Quoth Anonymous Ignoramus:
"Long after the Arabs looked at the astronomy and other sciences, long after the Europeans travelled the world and established trade and social links with other continents and long after the Chinese built the great wall of china, what were the inhabitants of the African continent doing? Building the aqueducts? Government? Sciences? Medicine? Buildings....
You cannot argue with history! No amount of PC bull will cover this up, though, it is continently never mentioned in “race” arguments.
I would like to see someone try to argue this point, and say that I am racist..."

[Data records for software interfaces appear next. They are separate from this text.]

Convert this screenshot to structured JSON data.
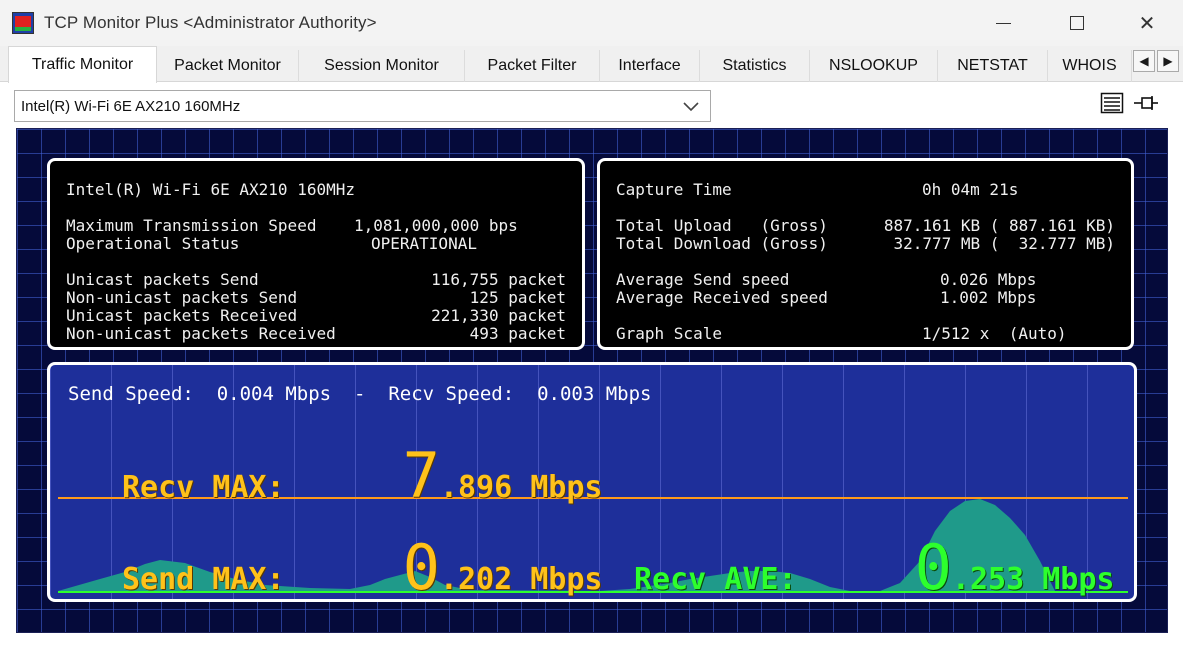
{
  "window": {
    "title": "TCP Monitor Plus <Administrator Authority>",
    "controls": {
      "minimize": "",
      "maximize": "",
      "close": "✕"
    }
  },
  "tabs": [
    {
      "label": "Traffic Monitor",
      "active": true
    },
    {
      "label": "Packet Monitor"
    },
    {
      "label": "Session Monitor"
    },
    {
      "label": "Packet Filter"
    },
    {
      "label": "Interface"
    },
    {
      "label": "Statistics"
    },
    {
      "label": "NSLOOKUP"
    },
    {
      "label": "NETSTAT"
    },
    {
      "label": "WHOIS"
    }
  ],
  "tab_scroll": {
    "left": "◀",
    "right": "▶"
  },
  "adapter_select": {
    "value": "Intel(R) Wi-Fi 6E AX210 160MHz"
  },
  "interface_panel": {
    "name": "Intel(R) Wi-Fi 6E AX210 160MHz",
    "rows": [
      {
        "label": "Maximum Transmission Speed",
        "value": "1,081,000,000 bps"
      },
      {
        "label": "Operational Status",
        "value": "OPERATIONAL"
      },
      {
        "label": "Unicast packets Send",
        "value": "116,755 packet"
      },
      {
        "label": "Non-unicast packets Send",
        "value": "125 packet"
      },
      {
        "label": "Unicast packets Received",
        "value": "221,330 packet"
      },
      {
        "label": "Non-unicast packets Received",
        "value": "493 packet"
      }
    ]
  },
  "capture_panel": {
    "rows": [
      {
        "label": "Capture Time",
        "value": "0h 04m 21s"
      },
      {
        "label": "Total Upload   (Gross)",
        "value": "887.161 KB ( 887.161 KB)"
      },
      {
        "label": "Total Download (Gross)",
        "value": "32.777 MB (  32.777 MB)"
      },
      {
        "label": "Average Send speed",
        "value": "0.026 Mbps"
      },
      {
        "label": "Average Received speed",
        "value": "1.002 Mbps"
      },
      {
        "label": "Graph Scale",
        "value": "1/512 x  (Auto)"
      }
    ]
  },
  "graph": {
    "send_speed_label": "Send Speed:",
    "send_speed_value": "0.004 Mbps",
    "separator": "-",
    "recv_speed_label": "Recv Speed:",
    "recv_speed_value": "0.003 Mbps",
    "recv_max": {
      "label": "Recv MAX:",
      "int": "7",
      "dec": ".896 Mbps"
    },
    "send_max": {
      "label": "Send MAX:",
      "int": "0",
      "dec": ".202 Mbps"
    },
    "recv_ave": {
      "label": "Recv AVE:",
      "int": "0",
      "dec": ".253 Mbps"
    },
    "colors": {
      "max_line": "#ff9a1a",
      "fill": "#1f9a8a",
      "baseline": "#2dff2d"
    }
  }
}
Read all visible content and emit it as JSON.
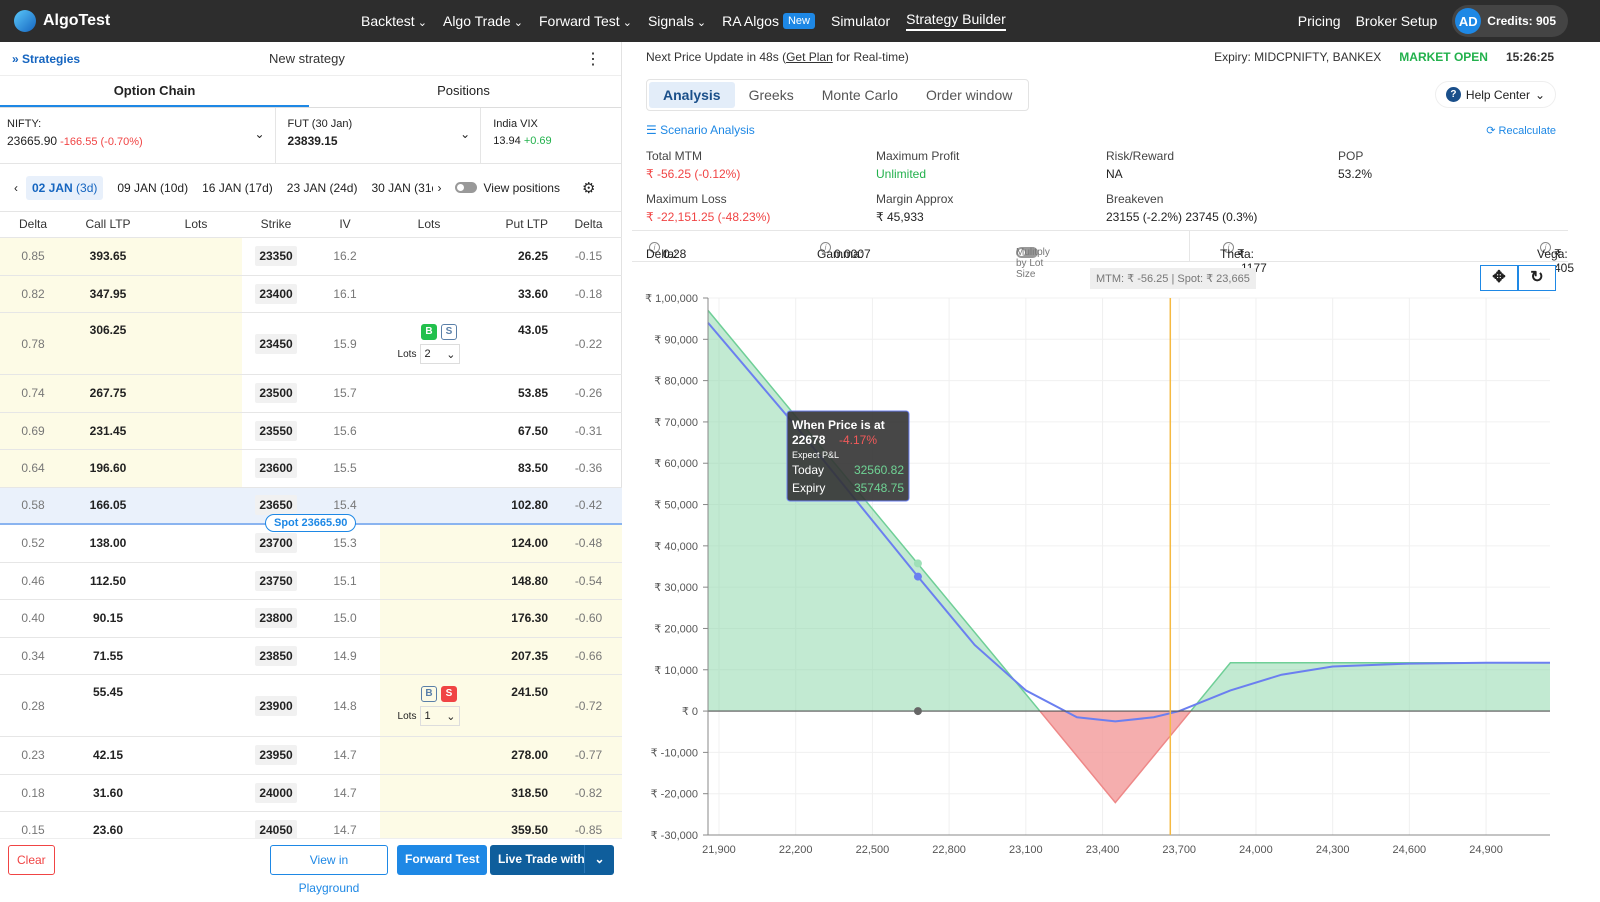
{
  "nav": {
    "brand": "AlgoTest",
    "items": [
      {
        "label": "Backtest",
        "dd": true
      },
      {
        "label": "Algo Trade",
        "dd": true
      },
      {
        "label": "Forward Test",
        "dd": true
      },
      {
        "label": "Signals",
        "dd": true
      },
      {
        "label": "RA Algos",
        "badge": "New"
      },
      {
        "label": "Simulator"
      },
      {
        "label": "Strategy Builder",
        "active": true
      }
    ],
    "pricing": "Pricing",
    "broker": "Broker Setup",
    "avatar": "AD",
    "credits": "Credits: 905"
  },
  "left": {
    "strategies": "Strategies",
    "title": "New strategy",
    "tabs": [
      "Option Chain",
      "Positions"
    ],
    "nifty": {
      "label": "NIFTY:",
      "value": "23665.90",
      "change": "-166.55 (-0.70%)"
    },
    "fut": {
      "label": "FUT (30 Jan)",
      "value": "23839.15"
    },
    "vix": {
      "label": "India VIX",
      "value": "13.94",
      "change": "+0.69"
    },
    "expiries": [
      "02 JAN",
      "(3d)",
      "09 JAN (10d)",
      "16 JAN (17d)",
      "23 JAN (24d)",
      "30 JAN (31d"
    ],
    "view_positions": "View positions",
    "headers": [
      "Delta",
      "Call LTP",
      "Lots",
      "Strike",
      "IV",
      "Lots",
      "Put LTP",
      "Delta"
    ],
    "spot_label": "Spot 23665.90",
    "lots_label": "Lots",
    "rows": [
      {
        "cd": "0.85",
        "cl": "393.65",
        "k": "23350",
        "iv": "16.2",
        "pl": "26.25",
        "pd": "-0.15"
      },
      {
        "cd": "0.82",
        "cl": "347.95",
        "k": "23400",
        "iv": "16.1",
        "pl": "33.60",
        "pd": "-0.18"
      },
      {
        "cd": "0.78",
        "cl": "306.25",
        "k": "23450",
        "iv": "15.9",
        "pl": "43.05",
        "pd": "-0.22",
        "pos": "B",
        "lots": "2"
      },
      {
        "cd": "0.74",
        "cl": "267.75",
        "k": "23500",
        "iv": "15.7",
        "pl": "53.85",
        "pd": "-0.26"
      },
      {
        "cd": "0.69",
        "cl": "231.45",
        "k": "23550",
        "iv": "15.6",
        "pl": "67.50",
        "pd": "-0.31"
      },
      {
        "cd": "0.64",
        "cl": "196.60",
        "k": "23600",
        "iv": "15.5",
        "pl": "83.50",
        "pd": "-0.36"
      },
      {
        "cd": "0.58",
        "cl": "166.05",
        "k": "23650",
        "iv": "15.4",
        "pl": "102.80",
        "pd": "-0.42",
        "atm": true
      },
      {
        "cd": "0.52",
        "cl": "138.00",
        "k": "23700",
        "iv": "15.3",
        "pl": "124.00",
        "pd": "-0.48"
      },
      {
        "cd": "0.46",
        "cl": "112.50",
        "k": "23750",
        "iv": "15.1",
        "pl": "148.80",
        "pd": "-0.54"
      },
      {
        "cd": "0.40",
        "cl": "90.15",
        "k": "23800",
        "iv": "15.0",
        "pl": "176.30",
        "pd": "-0.60"
      },
      {
        "cd": "0.34",
        "cl": "71.55",
        "k": "23850",
        "iv": "14.9",
        "pl": "207.35",
        "pd": "-0.66"
      },
      {
        "cd": "0.28",
        "cl": "55.45",
        "k": "23900",
        "iv": "14.8",
        "pl": "241.50",
        "pd": "-0.72",
        "pos": "S",
        "lots": "1"
      },
      {
        "cd": "0.23",
        "cl": "42.15",
        "k": "23950",
        "iv": "14.7",
        "pl": "278.00",
        "pd": "-0.77"
      },
      {
        "cd": "0.18",
        "cl": "31.60",
        "k": "24000",
        "iv": "14.7",
        "pl": "318.50",
        "pd": "-0.82"
      },
      {
        "cd": "0.15",
        "cl": "23.60",
        "k": "24050",
        "iv": "14.7",
        "pl": "359.50",
        "pd": "-0.85"
      }
    ],
    "buttons": {
      "clear": "Clear",
      "playground": "View in Playground",
      "forward": "Forward Test",
      "live": "Live Trade with"
    }
  },
  "right": {
    "update_pre": "Next Price Update in 48s (",
    "get_plan": "Get Plan",
    "update_post": " for Real-time)",
    "expiry": "Expiry:  MIDCPNIFTY, BANKEX",
    "market": "MARKET OPEN",
    "time": "15:26:25",
    "tabs": [
      "Analysis",
      "Greeks",
      "Monte Carlo",
      "Order window"
    ],
    "help": "Help Center",
    "scenario": "Scenario Analysis",
    "recalc": "Recalculate",
    "stats": [
      {
        "l": "Total MTM",
        "v": "₹ -56.25 (-0.12%)",
        "c": "red"
      },
      {
        "l": "Maximum Profit",
        "v": "Unlimited",
        "c": "grn"
      },
      {
        "l": "Risk/Reward",
        "v": "NA"
      },
      {
        "l": "POP",
        "v": "53.2%"
      },
      {
        "l": "Maximum Loss",
        "v": "₹ -22,151.25 (-48.23%)",
        "c": "red"
      },
      {
        "l": "Margin Approx",
        "v": "₹ 45,933"
      },
      {
        "l": "Breakeven",
        "v": "23155 (-2.2%)  23745 (0.3%)"
      }
    ],
    "greeks": {
      "delta_l": "Delta:",
      "delta": "0.28",
      "gamma_l": "Gamma:",
      "gamma": "0.0007",
      "mult": "Mulitply by Lot Size",
      "theta_l": "Theta:",
      "theta": "₹ -1177",
      "vega_l": "Vega:",
      "vega": "₹ 405"
    },
    "mtm_box": "MTM: ₹ -56.25  |  Spot: ₹ 23,665"
  },
  "chart_data": {
    "type": "area",
    "xlim": [
      21857,
      25150
    ],
    "ylim": [
      -30000,
      100000
    ],
    "x_ticks": [
      21900,
      22200,
      22500,
      22800,
      23100,
      23400,
      23700,
      24000,
      24300,
      24600,
      24900
    ],
    "x_tick_labels": [
      "21,900",
      "22,200",
      "22,500",
      "22,800",
      "23,100",
      "23,400",
      "23,700",
      "24,000",
      "24,300",
      "24,600",
      "24,900"
    ],
    "y_ticks": [
      100000,
      90000,
      80000,
      70000,
      60000,
      50000,
      40000,
      30000,
      20000,
      10000,
      0,
      -10000,
      -20000,
      -30000
    ],
    "y_tick_labels": [
      "₹ 1,00,000",
      "₹ 90,000",
      "₹ 80,000",
      "₹ 70,000",
      "₹ 60,000",
      "₹ 50,000",
      "₹ 40,000",
      "₹ 30,000",
      "₹ 20,000",
      "₹ 10,000",
      "₹ 0",
      "₹ -10,000",
      "₹ -20,000",
      "₹ -30,000"
    ],
    "grid": true,
    "spot": 23665,
    "expiry_series": {
      "x": [
        21857,
        23155,
        23450,
        23745,
        23900,
        25150
      ],
      "y": [
        97000,
        0,
        -22151,
        0,
        11700,
        11700
      ]
    },
    "today_series": {
      "x": [
        21857,
        22200,
        22678,
        22900,
        23100,
        23300,
        23450,
        23600,
        23700,
        23900,
        24100,
        24300,
        24600,
        24900,
        25150
      ],
      "y": [
        94000,
        69000,
        32560,
        16000,
        5000,
        -1500,
        -2500,
        -1500,
        0,
        5000,
        8800,
        10800,
        11500,
        11700,
        11700
      ]
    },
    "colors": {
      "profit": "#8fd9ad",
      "loss": "#f39a9a",
      "today": "#6b7ff0",
      "expiry": "#6fcf97",
      "spot": "#f5b942"
    },
    "tooltip": {
      "title": "When Price is at",
      "price": "22678",
      "pct": "-4.17%",
      "sub": "Expect P&L",
      "today_l": "Today",
      "today": "32560.82",
      "expiry_l": "Expiry",
      "expiry": "35748.75",
      "x": 22678
    }
  }
}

Dunno about racist, but you sure appear to be pretty fucking ignorant... otherwise you'd have enough awareness of what cultures like the Mali Empire, Greater Zimbabwe, the Ethiopian Empire, the Numidians and so on left behind to realise that arguing an absence of imposing African ruins as evidence that the natives never managed to progress beyond the straw hut and the loincloth on their own doesn't quite work...
There's security and there's security...
Moral of this story is to stick to what you know, or risk appearing foolish.
I've seen Richard Clarke interviewed and I've read transcripts of a number of talks he's given on his actual area of expertise, counter-terrorism, and the guy's no dummy. However, his having once had subordinates who'd use teh intarwebz to track terrorist activity does not make him an authority on the nuts and bolts of data security that he's commenting on here. Pity he didn't acknowledge that in himself... although, the man gotta eat, I suppose... if someone came up and went, "Here, come deliver a lecture on Mesopotamian mythology and we'll give you $20 G's," what's my response going to be except, "Hell, yeah."
IT Asset Expenditure
>100 desktop PC's @ £500 when new - two years ago.
>Net worth now (after depreciation etc) . . . . probably a lot less than 100 quid each!
>Now let’s remove all of them from use for about 48 hours . . . .
>NOW tell me how much they are worth!!!
Absolutely, unswervingly correct. Since a sizable company with a few hundred staff, and which does $500million in business per year would only spend, maybe, $5million per year on on its IT infrastructure, it's hardly worth tracking, isn't it?
New equipment purchases...
Cost of decommissioning of equipment that's reached end-of-lease...
Rackspace rental at offsite data centre...
...all *peanuts*. Spend more on coffee for the staff kitchenettes, you would...
What a bunch of crap...
...talking about internal intruders snooping on plaintext email discussing promotions, pay raises, redundancies and whatnot.
To do this without leaving a trace would require that the intruder compromise the network's email, so they can read the juicy traffic, and activity logging systems, so they can cover their tracks. If someone's got that far, chances are the admin credentials they've compromised also grant access to the PKI infrastructure, meaning they'll also be able to get around and encryption that's been put into place.
The scenario the article describes requires that the target organisation, essentially, employs a blackhat and gives them God-level access to the network... if that's the case, the organisation doesn't have a problem with its IT infrastructure, but its HR department.
I second what Charlie Clark has already said... the name Bloor Research should come with a set of quotes or a question mark. They publish half-thought-out, squealing-fanboi hyperbole and generalisations. Frankly, they come across as never having sat at a workstation running any security application more elaborate than home-user AV.
Re:Identity theft is not just for mobsters
Tony did sed:
>> I feel more comfortable with Russian mobsters knowing my name than I do with the American government obtaining my credit card reports without a warrant
> The recently deceased Alexander Litvinenko might disagree with you if he were able.
Litvinenko was killed by the Russian secret service, not the Russian mafia, dude.
- Pic Mars rover 2020: Oxygen generation and 6 more amazing experiments
- Microsoft's Euro cloud darkens: US FEDS can dig into foreign servers
- Plug and PREY: Hackers reprogram USB drives to silently infect PCs
- Review Fiat Panda Cross: 'Interesting-looking' Multipla spawn hits UK
- Analysis PEAK LANDFILL: Why tablet gloom is good news for Windows users